(Excerpts from a dataset)

>>>>

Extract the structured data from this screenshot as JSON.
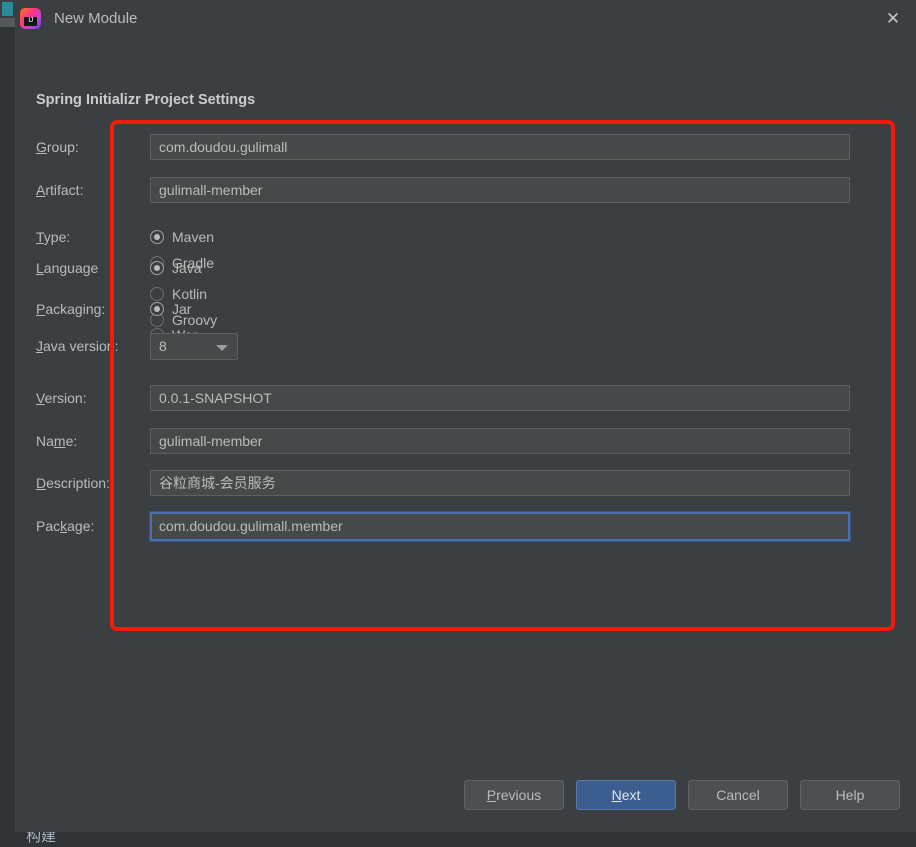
{
  "window": {
    "title": "New Module",
    "app_icon": "intellij-idea-logo-icon",
    "icon_text": "IJ",
    "close_icon": "✕"
  },
  "background": {
    "bottom_text": "构建"
  },
  "dialog": {
    "section_title": "Spring Initializr Project Settings"
  },
  "annotation": {
    "color": "#f61a0a",
    "shape": "rectangle-highlight"
  },
  "form": {
    "group": {
      "label_pre": "",
      "label_mn": "G",
      "label_post": "roup:",
      "value": "com.doudou.gulimall"
    },
    "artifact": {
      "label_pre": "",
      "label_mn": "A",
      "label_post": "rtifact:",
      "value": "gulimall-member"
    },
    "type": {
      "label_pre": "",
      "label_mn": "T",
      "label_post": "ype:",
      "options": [
        {
          "label": "Maven",
          "checked": true
        },
        {
          "label": "Gradle",
          "checked": false
        }
      ]
    },
    "language": {
      "label_pre": "",
      "label_mn": "L",
      "label_post": "anguage",
      "options": [
        {
          "label": "Java",
          "checked": true
        },
        {
          "label": "Kotlin",
          "checked": false
        },
        {
          "label": "Groovy",
          "checked": false
        }
      ]
    },
    "packaging": {
      "label_pre": "",
      "label_mn": "P",
      "label_post": "ackaging:",
      "options": [
        {
          "label": "Jar",
          "checked": true
        },
        {
          "label": "War",
          "checked": false
        }
      ]
    },
    "java_version": {
      "label_pre": "",
      "label_mn": "J",
      "label_post": "ava version:",
      "value": "8",
      "arrow_icon": "chevron-down-icon"
    },
    "version": {
      "label_pre": "",
      "label_mn": "V",
      "label_post": "ersion:",
      "value": "0.0.1-SNAPSHOT"
    },
    "name": {
      "label_pre": "Na",
      "label_mn": "m",
      "label_post": "e:",
      "value": "gulimall-member"
    },
    "description": {
      "label_pre": "",
      "label_mn": "D",
      "label_post": "escription:",
      "value": "谷粒商城-会员服务"
    },
    "package": {
      "label_pre": "Pac",
      "label_mn": "k",
      "label_post": "age:",
      "value": "com.doudou.gulimall.member",
      "focused": true
    }
  },
  "footer": {
    "buttons": [
      {
        "pre": "",
        "mn": "P",
        "post": "revious",
        "primary": false
      },
      {
        "pre": "",
        "mn": "N",
        "post": "ext",
        "primary": true
      },
      {
        "pre": "Cancel",
        "mn": "",
        "post": "",
        "primary": false
      },
      {
        "pre": "Help",
        "mn": "",
        "post": "",
        "primary": false
      }
    ]
  }
}
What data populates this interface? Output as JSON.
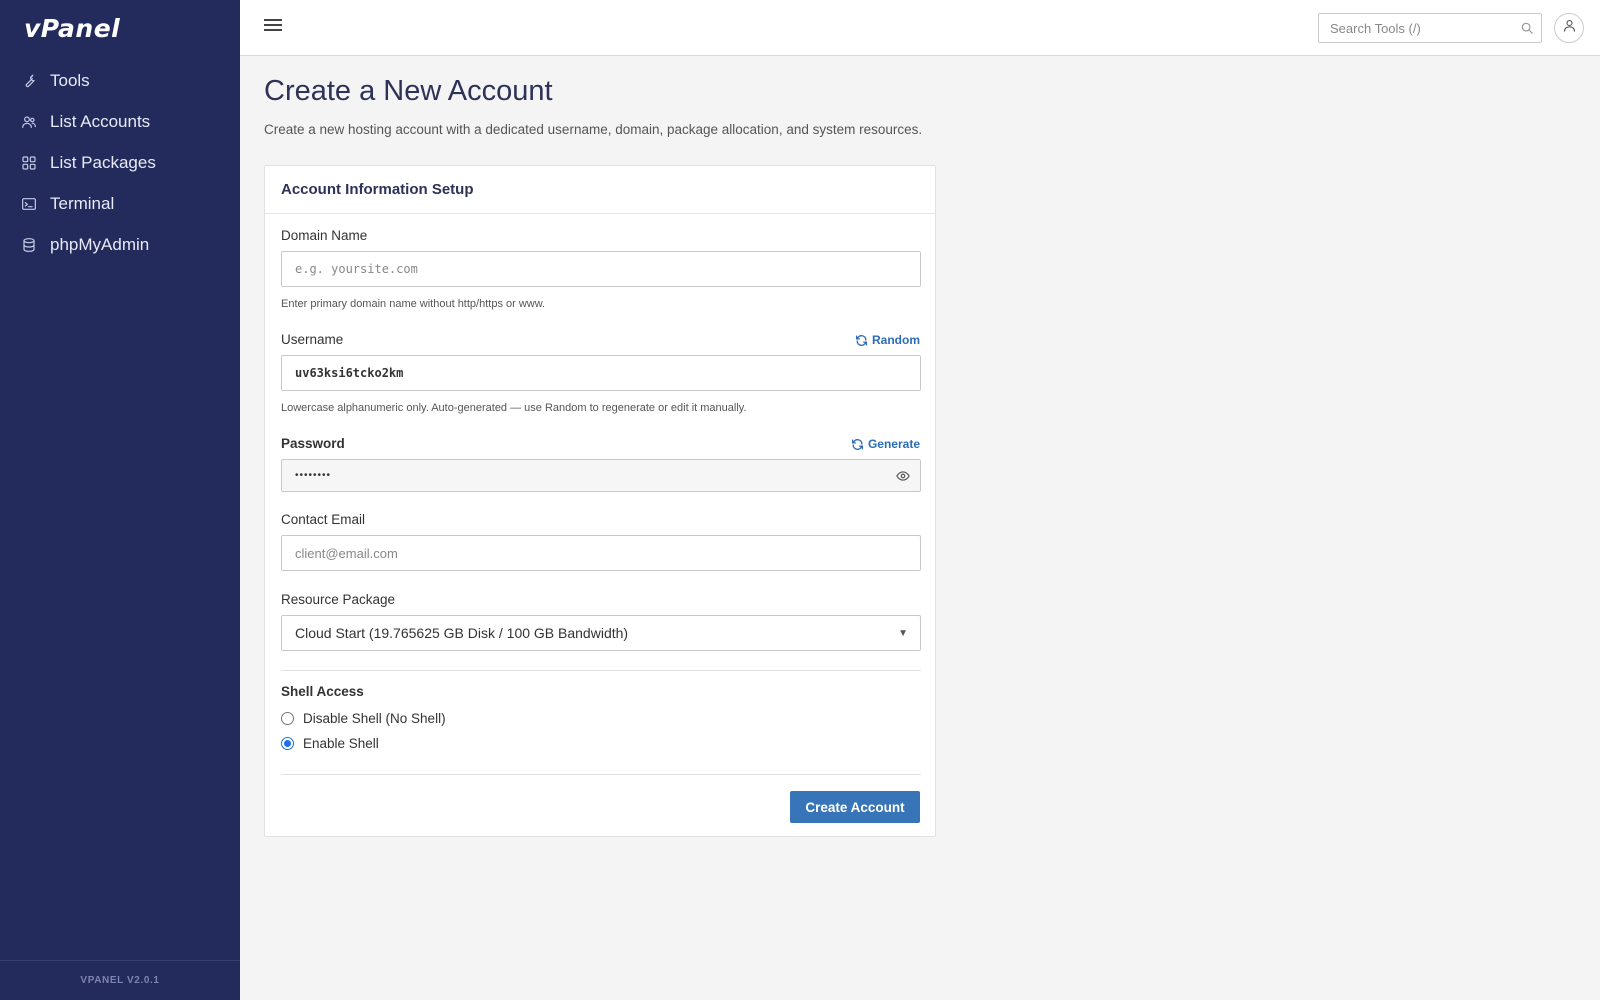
{
  "app": {
    "logo": "vPanel",
    "version": "VPANEL V2.0.1"
  },
  "sidebar": {
    "items": [
      {
        "label": "Tools",
        "icon": "wrench-icon"
      },
      {
        "label": "List Accounts",
        "icon": "users-icon"
      },
      {
        "label": "List Packages",
        "icon": "grid-icon"
      },
      {
        "label": "Terminal",
        "icon": "terminal-icon"
      },
      {
        "label": "phpMyAdmin",
        "icon": "database-icon"
      }
    ]
  },
  "topbar": {
    "search_placeholder": "Search Tools (/)"
  },
  "page": {
    "title": "Create a New Account",
    "description": "Create a new hosting account with a dedicated username, domain, package allocation, and system resources."
  },
  "form": {
    "card_title": "Account Information Setup",
    "domain": {
      "label": "Domain Name",
      "placeholder": "e.g. yoursite.com",
      "help": "Enter primary domain name without http/https or www."
    },
    "username": {
      "label": "Username",
      "action": "Random",
      "value": "uv63ksi6tcko2km",
      "help": "Lowercase alphanumeric only. Auto-generated — use Random to regenerate or edit it manually."
    },
    "password": {
      "label": "Password",
      "action": "Generate",
      "value": "••••••••"
    },
    "email": {
      "label": "Contact Email",
      "placeholder": "client@email.com"
    },
    "package": {
      "label": "Resource Package",
      "selected": "Cloud Start (19.765625 GB Disk / 100 GB Bandwidth)"
    },
    "shell": {
      "label": "Shell Access",
      "options": [
        {
          "label": "Disable Shell (No Shell)",
          "checked": false
        },
        {
          "label": "Enable Shell",
          "checked": true
        }
      ]
    },
    "submit_label": "Create Account"
  },
  "colors": {
    "sidebar": "#232a5c",
    "accent": "#3774b8",
    "link": "#2c6db5"
  }
}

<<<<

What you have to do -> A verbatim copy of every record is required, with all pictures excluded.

Task solution ->
Extract the structured data from this screenshot as JSON.
{
  "window": {
    "title": "New Module",
    "app_icon": "intellij-idea-logo-icon",
    "icon_text": "IJ",
    "close_icon": "✕"
  },
  "background": {
    "bottom_text": "构建"
  },
  "dialog": {
    "section_title": "Spring Initializr Project Settings"
  },
  "annotation": {
    "color": "#f61a0a",
    "shape": "rectangle-highlight"
  },
  "form": {
    "group": {
      "label_pre": "",
      "label_mn": "G",
      "label_post": "roup:",
      "value": "com.doudou.gulimall"
    },
    "artifact": {
      "label_pre": "",
      "label_mn": "A",
      "label_post": "rtifact:",
      "value": "gulimall-member"
    },
    "type": {
      "label_pre": "",
      "label_mn": "T",
      "label_post": "ype:",
      "options": [
        {
          "label": "Maven",
          "checked": true
        },
        {
          "label": "Gradle",
          "checked": false
        }
      ]
    },
    "language": {
      "label_pre": "",
      "label_mn": "L",
      "label_post": "anguage",
      "options": [
        {
          "label": "Java",
          "checked": true
        },
        {
          "label": "Kotlin",
          "checked": false
        },
        {
          "label": "Groovy",
          "checked": false
        }
      ]
    },
    "packaging": {
      "label_pre": "",
      "label_mn": "P",
      "label_post": "ackaging:",
      "options": [
        {
          "label": "Jar",
          "checked": true
        },
        {
          "label": "War",
          "checked": false
        }
      ]
    },
    "java_version": {
      "label_pre": "",
      "label_mn": "J",
      "label_post": "ava version:",
      "value": "8",
      "arrow_icon": "chevron-down-icon"
    },
    "version": {
      "label_pre": "",
      "label_mn": "V",
      "label_post": "ersion:",
      "value": "0.0.1-SNAPSHOT"
    },
    "name": {
      "label_pre": "Na",
      "label_mn": "m",
      "label_post": "e:",
      "value": "gulimall-member"
    },
    "description": {
      "label_pre": "",
      "label_mn": "D",
      "label_post": "escription:",
      "value": "谷粒商城-会员服务"
    },
    "package": {
      "label_pre": "Pac",
      "label_mn": "k",
      "label_post": "age:",
      "value": "com.doudou.gulimall.member",
      "focused": true
    }
  },
  "footer": {
    "buttons": [
      {
        "pre": "",
        "mn": "P",
        "post": "revious",
        "primary": false
      },
      {
        "pre": "",
        "mn": "N",
        "post": "ext",
        "primary": true
      },
      {
        "pre": "Cancel",
        "mn": "",
        "post": "",
        "primary": false
      },
      {
        "pre": "Help",
        "mn": "",
        "post": "",
        "primary": false
      }
    ]
  }
}
What data populates this interface? Output as JSON.
{
  "app": {
    "logo": "vPanel",
    "version": "VPANEL V2.0.1"
  },
  "sidebar": {
    "items": [
      {
        "label": "Tools",
        "icon": "wrench-icon"
      },
      {
        "label": "List Accounts",
        "icon": "users-icon"
      },
      {
        "label": "List Packages",
        "icon": "grid-icon"
      },
      {
        "label": "Terminal",
        "icon": "terminal-icon"
      },
      {
        "label": "phpMyAdmin",
        "icon": "database-icon"
      }
    ]
  },
  "topbar": {
    "search_placeholder": "Search Tools (/)"
  },
  "page": {
    "title": "Create a New Account",
    "description": "Create a new hosting account with a dedicated username, domain, package allocation, and system resources."
  },
  "form": {
    "card_title": "Account Information Setup",
    "domain": {
      "label": "Domain Name",
      "placeholder": "e.g. yoursite.com",
      "help": "Enter primary domain name without http/https or www."
    },
    "username": {
      "label": "Username",
      "action": "Random",
      "value": "uv63ksi6tcko2km",
      "help": "Lowercase alphanumeric only. Auto-generated — use Random to regenerate or edit it manually."
    },
    "password": {
      "label": "Password",
      "action": "Generate",
      "value": "••••••••"
    },
    "email": {
      "label": "Contact Email",
      "placeholder": "client@email.com"
    },
    "package": {
      "label": "Resource Package",
      "selected": "Cloud Start (19.765625 GB Disk / 100 GB Bandwidth)"
    },
    "shell": {
      "label": "Shell Access",
      "options": [
        {
          "label": "Disable Shell (No Shell)",
          "checked": false
        },
        {
          "label": "Enable Shell",
          "checked": true
        }
      ]
    },
    "submit_label": "Create Account"
  },
  "colors": {
    "sidebar": "#232a5c",
    "accent": "#3774b8",
    "link": "#2c6db5"
  }
}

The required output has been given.